A BILL seeking to ensure the rights and welfare of caregivers has been filed in the Senate, which if passed would provide protections against abuse, harassment, and require that they be paid at least the minimum wage.
“In recognition of the very important role of caregivers in national development, policies in the practice of the caregiving profession must be instituted to protect the rights of caregivers and to promote their welfare towards a decent employment,” according to the explanatory note of Senate Bill 1396, filed by Senator Francis N. Tolentino on Oct. 19.
The bill defines caregivers as graduates of a caregiving course from an accredited training institution.
Mr. Tolentino said that according to a 2021 study by the Economic Policy Institute, caregivers in many countries “are deeply undervalued and underpaid, frequently working below the designated minimum wage.”
Working hours must also be based on an employment contract signed by the parties and in accordance with labor law. Overtime pay kicks in after an eight-hour shift.
“All existing arrangements between a caregiver and the employer shall be adjusted to conform to the minimum standards set forth by this Act,” according to the bill.

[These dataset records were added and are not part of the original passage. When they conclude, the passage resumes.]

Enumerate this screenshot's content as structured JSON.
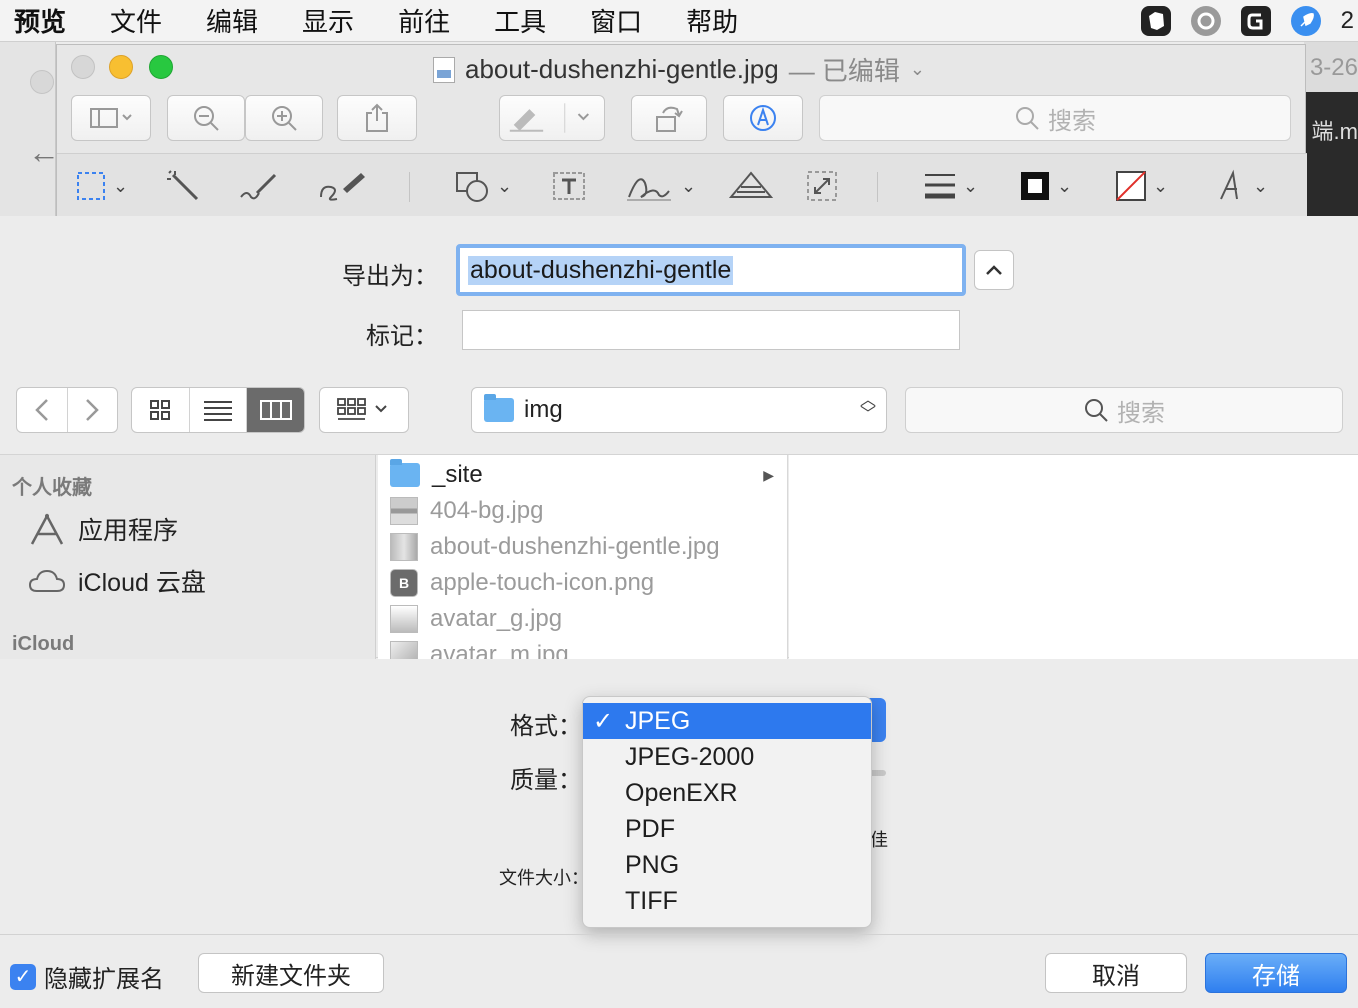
{
  "menubar": {
    "app": "预览",
    "items": [
      "文件",
      "编辑",
      "显示",
      "前往",
      "工具",
      "窗口",
      "帮助"
    ],
    "status_icons": [
      "evernote-icon",
      "grammarly-icon",
      "g-icon",
      "rocket-icon"
    ],
    "status_tail": "2"
  },
  "background": {
    "date_fragment": "3-26",
    "dark_fragment": "端.m"
  },
  "window": {
    "title": "about-dushenzhi-gentle.jpg",
    "edited": "— 已编辑",
    "search_placeholder": "搜索"
  },
  "export": {
    "export_as_label": "导出为：",
    "filename": "about-dushenzhi-gentle",
    "tags_label": "标记：",
    "tags_value": "",
    "location": "img",
    "search_placeholder": "搜索"
  },
  "sidebar": {
    "favorites_title": "个人收藏",
    "items": [
      {
        "label": "应用程序",
        "icon": "applications-icon"
      },
      {
        "label": "iCloud 云盘",
        "icon": "icloud-icon"
      }
    ],
    "icloud_title": "iCloud"
  },
  "files": [
    {
      "name": "_site",
      "type": "folder"
    },
    {
      "name": "404-bg.jpg",
      "type": "image"
    },
    {
      "name": "about-dushenzhi-gentle.jpg",
      "type": "image"
    },
    {
      "name": "apple-touch-icon.png",
      "type": "image"
    },
    {
      "name": "avatar_g.jpg",
      "type": "image"
    },
    {
      "name": "avatar_m.jpg",
      "type": "image"
    }
  ],
  "options": {
    "format_label": "格式：",
    "quality_label": "质量：",
    "quality_best": "佳",
    "filesize_label": "文件大小：",
    "formats": [
      "JPEG",
      "JPEG-2000",
      "OpenEXR",
      "PDF",
      "PNG",
      "TIFF"
    ],
    "selected_format": "JPEG"
  },
  "bottom": {
    "hide_extension": "隐藏扩展名",
    "hide_extension_checked": true,
    "new_folder": "新建文件夹",
    "cancel": "取消",
    "save": "存储"
  },
  "colors": {
    "accent": "#2d79ee",
    "traffic_min": "#f8bf31",
    "traffic_zoom": "#28c840"
  }
}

The bill requires that all hired caregivers be covered by the Social Security System, the Philippine Health Insurance Corp., the Home Development Mutual Fund, and all other benefits required by law. — Alyssa Nicole O. Tan